As income inequality in the United States keeps growing, schools continue to struggle with bridging the opportunity gap—the way that factors like poverty and racism negatively affect students' educational options and outcomes.
In a new report, the National Network of State Teachers of the Year has surveyed educators about how they work to offset these effects for their students. NNSTOY identified eight state teachers of the year who have done work to counteract the opportunity gap in their schools. Five of the eight teachers were white, two black, and one Latina.
The schools, located in the South, West, and Midwest, span a range of different student contexts. Three were majority Hispanic, and three majority black, and two majority white. At most of the schools, more than half of the students received free or reduced lunch.
Survey administrators interviewed teachers, conducted focus groups with other school staff, and observed classrooms to identify how educators worked with children and families to lessen the effects of opportunity gaps. The recommendations in the report are based on these conversations and observations, as well as a review of initiatives at these schools specifically designed to improve outcomes for disadvantaged students.
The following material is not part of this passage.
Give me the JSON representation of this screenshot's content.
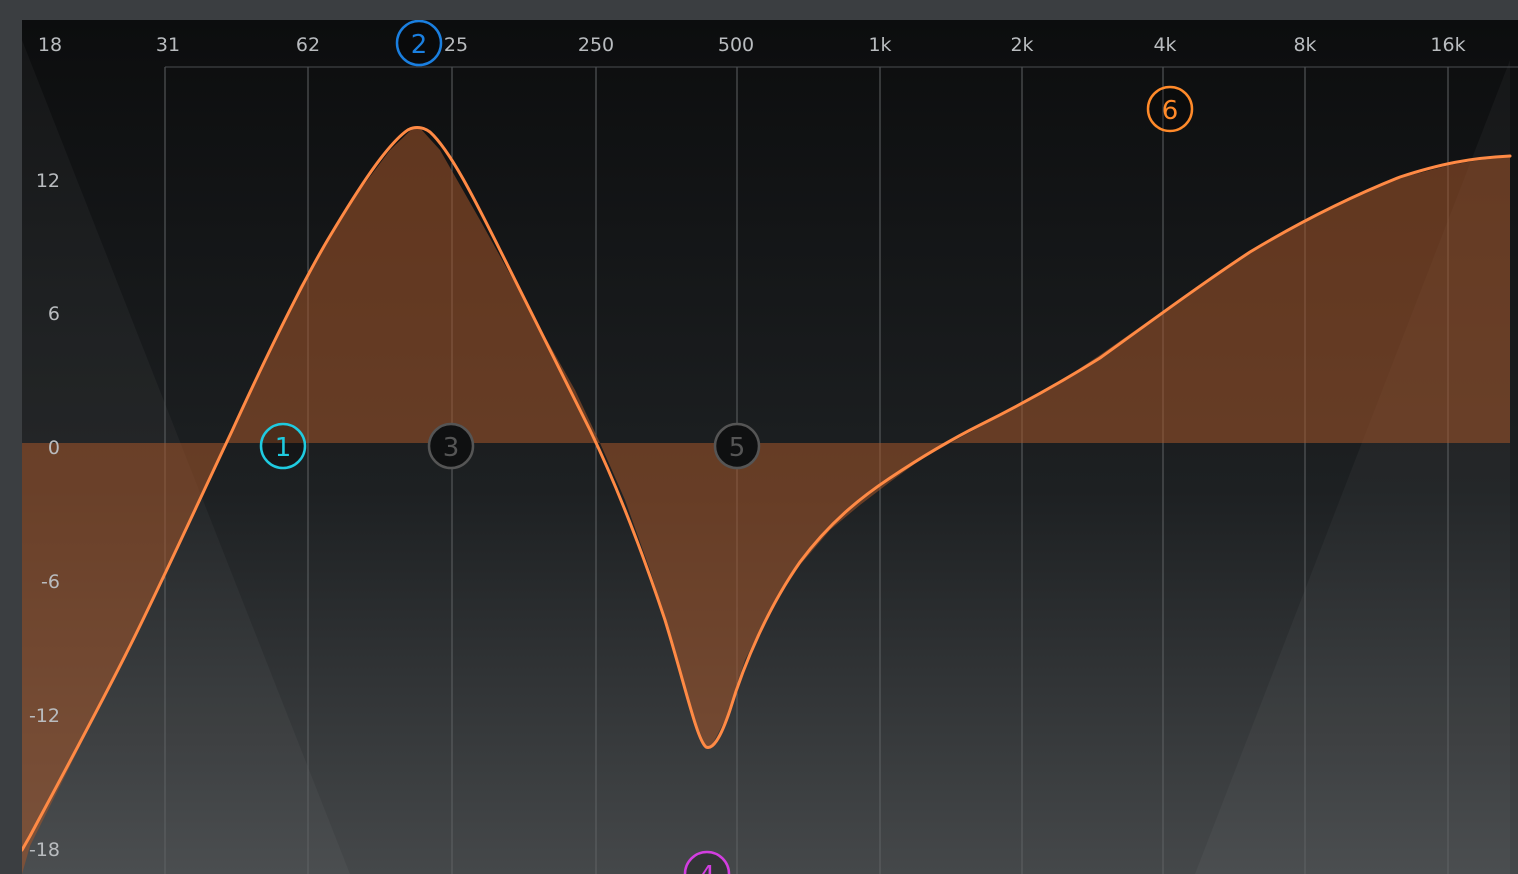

Among the suggestions, teachers discussed forming strong relationships with students, challenging students academically and giving them ownership over their own learning, and developing a positive school culture. But researchers also identified a few strategies that reach beyond instruction and school climate.
Here are some of the highlights:
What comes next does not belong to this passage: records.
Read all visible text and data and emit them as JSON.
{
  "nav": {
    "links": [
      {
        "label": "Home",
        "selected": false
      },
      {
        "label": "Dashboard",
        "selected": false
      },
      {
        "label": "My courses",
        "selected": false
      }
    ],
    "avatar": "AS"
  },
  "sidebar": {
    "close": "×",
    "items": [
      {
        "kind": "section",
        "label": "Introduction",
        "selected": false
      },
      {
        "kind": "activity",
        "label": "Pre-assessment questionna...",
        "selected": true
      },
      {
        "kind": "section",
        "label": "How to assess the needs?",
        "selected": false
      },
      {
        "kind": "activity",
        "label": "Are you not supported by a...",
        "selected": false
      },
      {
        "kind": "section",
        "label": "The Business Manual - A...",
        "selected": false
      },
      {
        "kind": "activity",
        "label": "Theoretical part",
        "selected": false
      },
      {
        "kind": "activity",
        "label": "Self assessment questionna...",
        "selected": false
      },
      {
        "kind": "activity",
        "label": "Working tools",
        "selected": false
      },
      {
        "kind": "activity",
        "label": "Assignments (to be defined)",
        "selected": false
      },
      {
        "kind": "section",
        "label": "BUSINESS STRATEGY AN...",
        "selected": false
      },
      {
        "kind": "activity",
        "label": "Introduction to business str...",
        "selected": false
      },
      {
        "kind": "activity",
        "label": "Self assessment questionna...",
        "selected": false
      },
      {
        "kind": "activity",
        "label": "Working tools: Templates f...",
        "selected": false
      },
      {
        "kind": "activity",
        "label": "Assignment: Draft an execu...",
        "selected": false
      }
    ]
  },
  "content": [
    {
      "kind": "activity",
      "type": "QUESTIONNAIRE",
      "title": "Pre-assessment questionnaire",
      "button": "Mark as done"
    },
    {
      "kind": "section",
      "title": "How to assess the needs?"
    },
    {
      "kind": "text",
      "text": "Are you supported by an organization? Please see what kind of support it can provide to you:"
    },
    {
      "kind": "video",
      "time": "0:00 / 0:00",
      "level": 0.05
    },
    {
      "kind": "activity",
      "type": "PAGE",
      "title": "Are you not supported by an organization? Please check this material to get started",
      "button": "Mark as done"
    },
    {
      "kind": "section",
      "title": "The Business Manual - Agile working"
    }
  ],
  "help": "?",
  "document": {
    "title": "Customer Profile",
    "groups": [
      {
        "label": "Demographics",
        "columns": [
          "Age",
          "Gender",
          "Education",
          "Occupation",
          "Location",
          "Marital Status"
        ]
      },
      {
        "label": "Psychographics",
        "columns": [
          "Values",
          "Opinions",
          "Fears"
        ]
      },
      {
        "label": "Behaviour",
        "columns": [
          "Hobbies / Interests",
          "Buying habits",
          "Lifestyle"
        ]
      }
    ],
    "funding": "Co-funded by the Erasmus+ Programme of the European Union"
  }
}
Data can help teachers understand students' circumstances—but look beyond the usual sources.
The word "data" often brings to mind school- or district-level statistics, like percentage of students receiving free or reduced lunch or the number of English-language learners. But other sources of information can inform teachers, as well: parent surveys, records from past teachers, insights from guidance counselors, and, of course, talking to students themselves about what they need from you and your class.
Other schools the researchers surveyed turned to the community, asking local employers about the skills needed in their industries and linking classroom instruction to training for those jobs.
Call parents in with targeted outreach.
Schools should be sure to make school events accessible to all parents—holding them at times when working families can attend, and sending out information in multiple languages. But schools can't assume they're doing enough by just making these resources available, teachers said. Reaching out to individual families (by sending direct text messages or going on home visits, for example) is more powerful than the "passive engagement" of generally asking for families' time, the report found.
Give parents opportunities to be experts.
"Parents will want to be involved in a school where they are seen, and shown, as exemplars," the report reads. Students' family members can be invited in to speak as experts about their own education or professions, or about their culture, religion, or food. It's important for schools to validate students' parents as role models, the report states.
Let teachers lead in professional development.
In the schools included in the survey, teachers who had particular skills led professional development in those areas for other educators at the school. This allowed these teachers to tailor their PD to the specific context. It also meant that their peers had someone to turn to for ongoing implementation help and feedback.